Refrigeration is an integral part of many businesses. Whether you manage a restaurant, grocery store, department store or convenience store, making sure the refrigeration equipment is working properly is very important. The risk of spoilage and revenue loss due to inoperative refrigeration is too great to have a reactive management approach.
Proactive management, that includes preventive maintenance, is essential when it comes to refrigeration. Maintenance plans can vary depending on the type of equipment and its applications but making sure equipment is properly maintained is key to avoiding spoilage, costly repairs, and equipment breakdowns. National and regional facilities managers who manage several locations in several states have the important task of making sure refrigeration is running as designed and preventive maintenance is at the heart of that responsibility.
Proactive management, that includes preventive maintenance, is essential when it comes to refrigeration.
Maintaining a comprehensive commercial refrigeration preventive maintenance checklist is key to ensuring equipment is maintained properly and uniformity with the quality of the actual maintenance inspection being completed at each location. Holding high maintenance standards will ensure the longevity of the equipment, minimize spoilage, downtime and emergency repairs. We have created a checklist that will help with this task.

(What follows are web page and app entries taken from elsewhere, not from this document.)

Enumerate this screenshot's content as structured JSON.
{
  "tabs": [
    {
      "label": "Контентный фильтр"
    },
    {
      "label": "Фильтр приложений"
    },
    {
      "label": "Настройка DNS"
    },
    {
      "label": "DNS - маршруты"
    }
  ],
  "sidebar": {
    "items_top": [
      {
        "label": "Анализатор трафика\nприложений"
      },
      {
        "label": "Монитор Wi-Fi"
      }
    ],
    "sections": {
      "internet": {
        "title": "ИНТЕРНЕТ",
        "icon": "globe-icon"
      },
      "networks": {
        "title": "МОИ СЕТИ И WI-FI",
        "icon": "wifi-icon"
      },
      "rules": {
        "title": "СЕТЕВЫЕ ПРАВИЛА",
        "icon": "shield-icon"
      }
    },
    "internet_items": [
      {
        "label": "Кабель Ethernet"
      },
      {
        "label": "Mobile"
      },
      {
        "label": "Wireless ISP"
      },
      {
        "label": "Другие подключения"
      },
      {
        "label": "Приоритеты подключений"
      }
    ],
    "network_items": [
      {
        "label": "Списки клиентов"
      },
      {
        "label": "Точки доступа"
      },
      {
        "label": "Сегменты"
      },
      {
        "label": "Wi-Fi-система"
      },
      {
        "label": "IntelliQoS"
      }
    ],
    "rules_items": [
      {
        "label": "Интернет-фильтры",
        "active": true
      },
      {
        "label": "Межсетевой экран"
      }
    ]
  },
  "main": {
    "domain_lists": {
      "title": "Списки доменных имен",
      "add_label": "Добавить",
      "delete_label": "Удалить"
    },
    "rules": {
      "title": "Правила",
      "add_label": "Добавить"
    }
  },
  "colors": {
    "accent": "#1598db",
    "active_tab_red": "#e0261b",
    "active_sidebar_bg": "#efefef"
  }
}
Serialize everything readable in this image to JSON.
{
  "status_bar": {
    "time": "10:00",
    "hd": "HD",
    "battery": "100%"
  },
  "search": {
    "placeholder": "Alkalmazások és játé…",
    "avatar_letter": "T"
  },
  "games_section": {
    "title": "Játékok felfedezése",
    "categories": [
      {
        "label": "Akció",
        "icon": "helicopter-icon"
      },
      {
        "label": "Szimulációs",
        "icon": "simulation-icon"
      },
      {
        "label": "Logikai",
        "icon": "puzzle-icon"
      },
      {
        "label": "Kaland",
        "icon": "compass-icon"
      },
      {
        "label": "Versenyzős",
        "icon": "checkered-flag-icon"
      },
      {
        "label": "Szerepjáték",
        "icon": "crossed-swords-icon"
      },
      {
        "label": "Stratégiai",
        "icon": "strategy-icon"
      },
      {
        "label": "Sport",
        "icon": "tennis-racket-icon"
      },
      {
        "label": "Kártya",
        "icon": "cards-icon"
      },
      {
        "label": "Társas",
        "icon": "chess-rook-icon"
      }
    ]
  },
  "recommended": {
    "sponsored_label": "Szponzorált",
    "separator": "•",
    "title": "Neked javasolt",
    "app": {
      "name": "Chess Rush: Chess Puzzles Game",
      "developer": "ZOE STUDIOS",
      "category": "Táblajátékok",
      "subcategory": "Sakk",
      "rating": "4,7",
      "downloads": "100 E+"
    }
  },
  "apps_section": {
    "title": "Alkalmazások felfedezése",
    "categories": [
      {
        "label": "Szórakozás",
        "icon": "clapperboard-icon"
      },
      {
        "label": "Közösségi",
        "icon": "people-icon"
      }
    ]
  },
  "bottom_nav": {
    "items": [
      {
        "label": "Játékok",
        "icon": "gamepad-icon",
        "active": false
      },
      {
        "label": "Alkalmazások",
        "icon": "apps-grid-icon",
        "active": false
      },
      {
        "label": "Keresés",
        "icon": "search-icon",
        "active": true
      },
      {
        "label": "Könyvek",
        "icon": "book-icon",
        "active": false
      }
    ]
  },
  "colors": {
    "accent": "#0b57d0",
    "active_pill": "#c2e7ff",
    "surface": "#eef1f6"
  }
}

Walk in Cooler & Freezer Preventive Maintenance
Maintenance should be performed at a minimum of twice a year. Quarterly inspections are suggested in the following conditions: high traffic locations, equipment over 5 years of age, high temperature and humidity environments and if the conditions surrounding the equipment are considered to be harsh.
Commercial Refrigeration Preventive Maintenance Checklist
- Visual Inspection
- Inspect the metal panels, motors and fan blades for unusual noises and excessive vibrations. Make sure to pinpoint the cause of the noise or vibration.
- Inspect the cabinet, copper tubing, fins and soldered joints for corrosion.
- Confirm lights shut off when door is closed.
- Confirm suction line is insulated.
- Inspect the drain pan to ensure that it is draining properly.
- Look for ice or water build up in the evaporator enclosure.
- Check doors and their components to make sure they are functioning properly. This includes: door closers, door latch and handles, hinges, door seals and door frame.
- Evaporator Assembly
- Clean evaporator coil to manufacturer specifications with solutions and cleaners that are both safe for the items stored in the cooler/freezer and the evaporator coil. Careful when cleaning the coil not to flatten the fins which would restrict air flow. Remove drain pan when cleaning the coil to avoiding clogging the drain line.
- Clean fan blades and make sure that they are not bent
- Clean drain pan and remove any sludge and debris while making sure that the drain line and trap have no restrictions and are draining properly.
- Evaporator Fans & Motors
- Inspect and replace any fans that are making noise, bent or cracked to ensure maximum air circulation.
- Oil fan motors if applicable.
- Condenser & Compressor Assembly
- Ensure that the condenser is not clogged with dirt and debris – clean if necessary.
- Monitor assembly for unusual vibration or noise and take corrective action if needed.
- Use a leak detector on suspect areas where you may see oil stains and around solder joints.
- Check compressor sight glass to see if oil level is adequate and check if you see moisture. If moisture is visible in the sight glass, make sure to check systems for leaks and add refrigerant after repairing leaks. If moister is too high , replace drier, oil and refrigerant to protect the system.
- Electrical Components & Wiring
- Check that all group connections are secure and check compressor and heater contactors.
- Make sure defrost timers are properly calibrated.
- Check safety controls and pressure relay controls.
- Verify thermometers are working properly and recalibrate if needed.
- Operating Cycle
- Verify discharge, suction and net oil pressure is correct.
- Check for pressure drops across all driers and filters and replace if needed.
- Check superheat at the compressor.
- National & Regional Refrigeration Management Challenges
National & Regional Refrigeration Management Challenges
Facilities Managers that manage refrigeration assets nationally or regionally have unique set of challenges as opposed to those managing a single location or a few local locations. National Refrigeration Management starts with a preventive maintenance checklist which will serve as the blueprint for preparing the national maintenance standard. However, a knowledgeable, certified and vetted contractor network is key to properly executing a preventive maintenance plan.
Creating a national contractor list and keeping it updated is an important part of the ongoing responsibility of facilities managers. Part of the asset management plan should include an inventory of refrigeration assets at each location which includes the make, model, serial number, condition, age and specific maintenance requirements.
Certified and vetted contractor network is key to properly executing a preventive maintenance plan.
Managing hundreds of locations creates a logistical challenge which is a combination of establishing several contractors as vendors in different states, managing invoicing, payments and establishing a process to verify maintenance was performed to the planned specifications. Many national facilities managers look to national refrigeration providers to help support the management of their refrigeration assets, others look to a facility management software that can help support this undertaking.
To learn more about how Trinity National Accounts provides custom programs for facilities managers. HVAC/R Preventive Maintenance page or contact us.